I’ve spent several months exploring the idea of where we are right now in the CGGC, particularly as we anticipate looking forward into the future and discerning where the Lord wants us to go and what He wants us to do as His people. Some of what I share will be from a broader view – where the CGGC reflects what’s going on across the larger evangelical church in North America. At other times, the sense will be much more specific to the CGGC and where we find ourselves in this critical moment.
This past spring I’ve had the privilege of attending the annual gatherings in the Eastern Regional Conference, the Allegheny Conference, the Midwest Region Conference and the Great Lakes Conference of the CGGC. In August the Western Region will gather in Ft. Scott, Kansas. I’ve shared the following observations at these recent gatherings and felt like they were appropriate to share here over the next few weeks as we draw this series to a close. These are my observations as I have had the opportunity to interact with various churches and leaders across the U.S. and even around the world. This will be the final installment of this long series.

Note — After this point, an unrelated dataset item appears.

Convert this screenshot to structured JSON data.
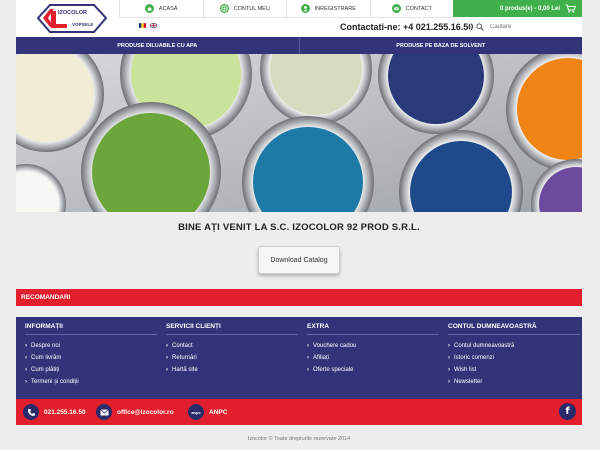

The final observation I shared with each of our regional conferences dealt with the fear I see in people as they navigate these times of upheaval. In the past week or two, I’ve sensed that the Holy Spirit was giving me further clarity around something that I struggled to put into clear words. The two words that have resonated with me are disruption and disturbance.
We are living in a time of disruption and disturbance. Things are shifting in our culture. Approaches that once proved effective are now seemingly less so. Many sense that we’re losing our privileged position as well as our power to influence our culture. There are lots of reactions to this sense of disturbance and disruption. Often those reactions come in the form of fear, other times in the form of anger.

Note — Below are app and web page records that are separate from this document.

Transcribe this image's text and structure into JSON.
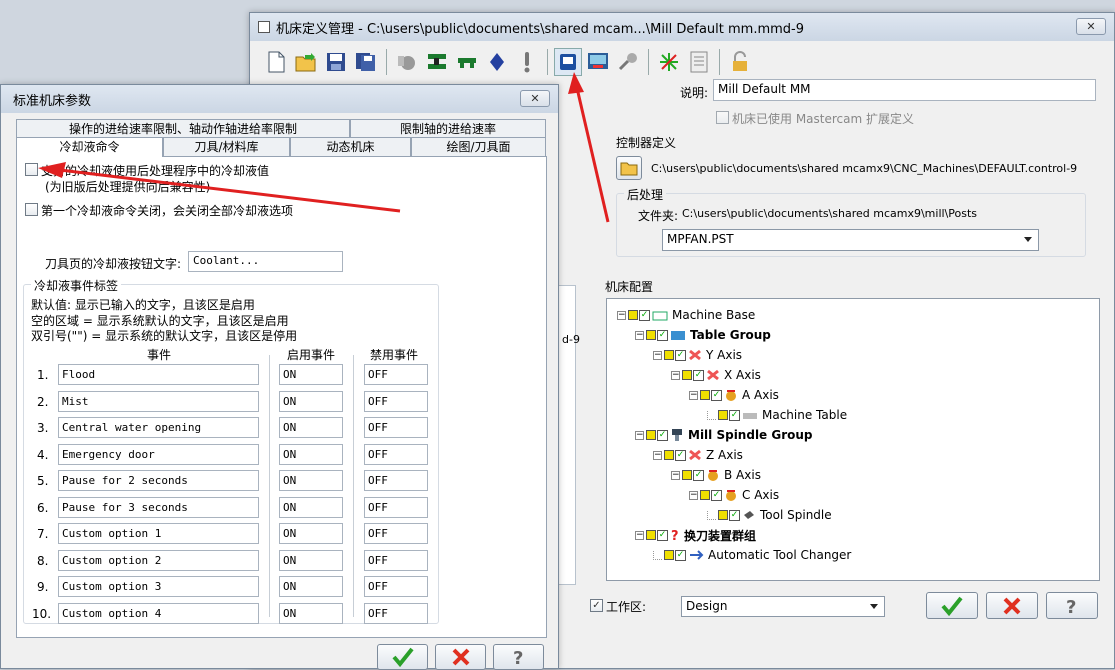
{
  "main_window": {
    "title": "机床定义管理 - C:\\users\\public\\documents\\shared mcam...\\Mill Default mm.mmd-9",
    "close": "✕",
    "description_label": "说明:",
    "description_value": "Mill Default MM",
    "extended_label": "机床已使用 Mastercam 扩展定义",
    "controller_title": "控制器定义",
    "controller_path": "C:\\users\\public\\documents\\shared mcamx9\\CNC_Machines\\DEFAULT.control-9",
    "post_title": "后处理",
    "folder_label": "文件夹:",
    "folder_path": "C:\\users\\public\\documents\\shared mcamx9\\mill\\Posts",
    "post_select": "MPFAN.PST",
    "config_title": "机床配置",
    "tree": [
      {
        "label": "Machine Base",
        "bold": false
      },
      {
        "label": "Table Group",
        "bold": true
      },
      {
        "label": "Y Axis",
        "bold": false
      },
      {
        "label": "X Axis",
        "bold": false
      },
      {
        "label": "A Axis",
        "bold": false
      },
      {
        "label": "Machine Table",
        "bold": false
      },
      {
        "label": "Mill Spindle Group",
        "bold": true
      },
      {
        "label": "Z Axis",
        "bold": false
      },
      {
        "label": "B Axis",
        "bold": false
      },
      {
        "label": "C Axis",
        "bold": false
      },
      {
        "label": "Tool Spindle",
        "bold": false
      },
      {
        "label": "换刀装置群组",
        "bold": true
      },
      {
        "label": "Automatic Tool Changer",
        "bold": false
      }
    ],
    "workarea_label": "工作区:",
    "workarea_select": "Design",
    "partial_text": "d-9"
  },
  "dialog": {
    "title": "标准机床参数",
    "close": "✕",
    "tabs_row1": [
      "操作的进给速率限制、轴动作轴进给率限制",
      "限制轴的进给速率"
    ],
    "tabs_row2": [
      "冷却液命令",
      "刀具/材料库",
      "动态机床",
      "绘图/刀具面"
    ],
    "chk1_label": "支持的冷却液使用后处理程序中的冷却液值",
    "chk1_sub": "(为旧版后处理提供向后兼容性)",
    "chk2_label": "第一个冷却液命令关闭，会关闭全部冷却液选项",
    "button_text_label": "刀具页的冷却液按钮文字:",
    "button_text_value": "Coolant...",
    "events_title": "冷却液事件标签",
    "info_lines": [
      "默认值: 显示已输入的文字，且该区是启用",
      "空的区域 = 显示系统默认的文字，且该区是启用",
      "双引号(\"\") =  显示系统的默认文字，且该区是停用"
    ],
    "col_event": "事件",
    "col_on": "启用事件",
    "col_off": "禁用事件",
    "rows": [
      {
        "num": "1.",
        "event": "Flood",
        "on": "ON",
        "off": "OFF"
      },
      {
        "num": "2.",
        "event": "Mist",
        "on": "ON",
        "off": "OFF"
      },
      {
        "num": "3.",
        "event": "Central water opening",
        "on": "ON",
        "off": "OFF"
      },
      {
        "num": "4.",
        "event": "Emergency door",
        "on": "ON",
        "off": "OFF"
      },
      {
        "num": "5.",
        "event": "Pause for 2 seconds",
        "on": "ON",
        "off": "OFF"
      },
      {
        "num": "6.",
        "event": "Pause for 3 seconds",
        "on": "ON",
        "off": "OFF"
      },
      {
        "num": "7.",
        "event": "Custom option 1",
        "on": "ON",
        "off": "OFF"
      },
      {
        "num": "8.",
        "event": "Custom option 2",
        "on": "ON",
        "off": "OFF"
      },
      {
        "num": "9.",
        "event": "Custom option 3",
        "on": "ON",
        "off": "OFF"
      },
      {
        "num": "10.",
        "event": "Custom option 4",
        "on": "ON",
        "off": "OFF"
      }
    ]
  },
  "colors": {
    "accent": "#e02020",
    "ok_green": "#2aa02a",
    "cancel_red": "#e03020"
  }
}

There’s nothing new under the sun. Disruption and disturbance is a part of our human existence. Sometimes disruption is very personal: a death or an illness, the loss of a job, a change in address or some other unexpected change that is unwelcome and unappreciated. We all navigate these types of disruptions in our lives. There’s a sense today that this is something larger, something far more substantial.
Of course there are lots of outside influences that are contributing to this sense of disruption and disturbance. We live in a culture that is moving farther away from God, not closer. We’re in a battle and the enemy is attempting to take more ground. In the midst of these pressures from outside, I also see where the Spirit of God is doing His own work of disruption and disturbance: that’s what gives me hope during these troubled times. It also gives me reason to be concerned.
In Jesus’ day, it was a time of disruption and disturbance. The people of God were conquered people and Roman rule was occupying their country. They didn’t like it. They didn’t want it. They longed for the day that God would set things right. Jesus came to deliver disruption and disturbance and it was the religious folks that resisted Him, opposed Him, and worked to put a stop to what He was doing. They didn’t recognize the Son of God and what God was doing in their midst and they rejected Him.
Go back 194 years ago and you’ll find another time of disruption and disturbance. We were in our infancy as a country and westward expansion was taking place and there were great struggles over the morality of slavery. In the midst of this tumultuous time, in the revival fires of the second great awakening, God was moving through men like John Winebrenner to usher in a time of disruption and disturbance in the church. The folks in John Winebrenner’s congregation missed what the Spirit of God was doing in their midst through Winebrenner and resisted him, opposed him and ultimately locked him out. They didn’t recognize what God was doing in their midst.
Ephesians 5:15-17 has an important message for us today: “Be very careful, then, how you live—not as unwise but as wise, making the most of every opportunity, because the days are evil.Therefore do not be foolish, but understand what the Lord’s will is.” Often, we spend a lot of time harping about the evil of our day and miss the fact that there is great opportunity in this moment. I don’t want to miss out on what God is doing in our time and place. I don’t want to resist the disruption and disturbance that God’s Spirit is bringing to shake His people and move His people to a place of greater obedience, faithfulness and fruitfulness. I don’t want to resist what the Lord is doing to disrupt us and disturb us and redirect us to live more faithfully on His mission.
I don’t want the CGGC to miss out on what the Lord is doing in this season. I don’t want us to resist the disturbance and disruption that the Spirit of God is bringing in order to position us for more faithful and fruitful service to King Jesus.
We don’t need to be fearful because of the turmoil and disruption that swirl all around us in our world today. We do need to have our eyes opened to what the Holy Spirit is doing to disrupt and disturb us so that He might redirect us to more faithful and fruitful lives and service. Let’s not miss the opportunity that is before us today.
CGGC eNews—Vol. 13, No. 24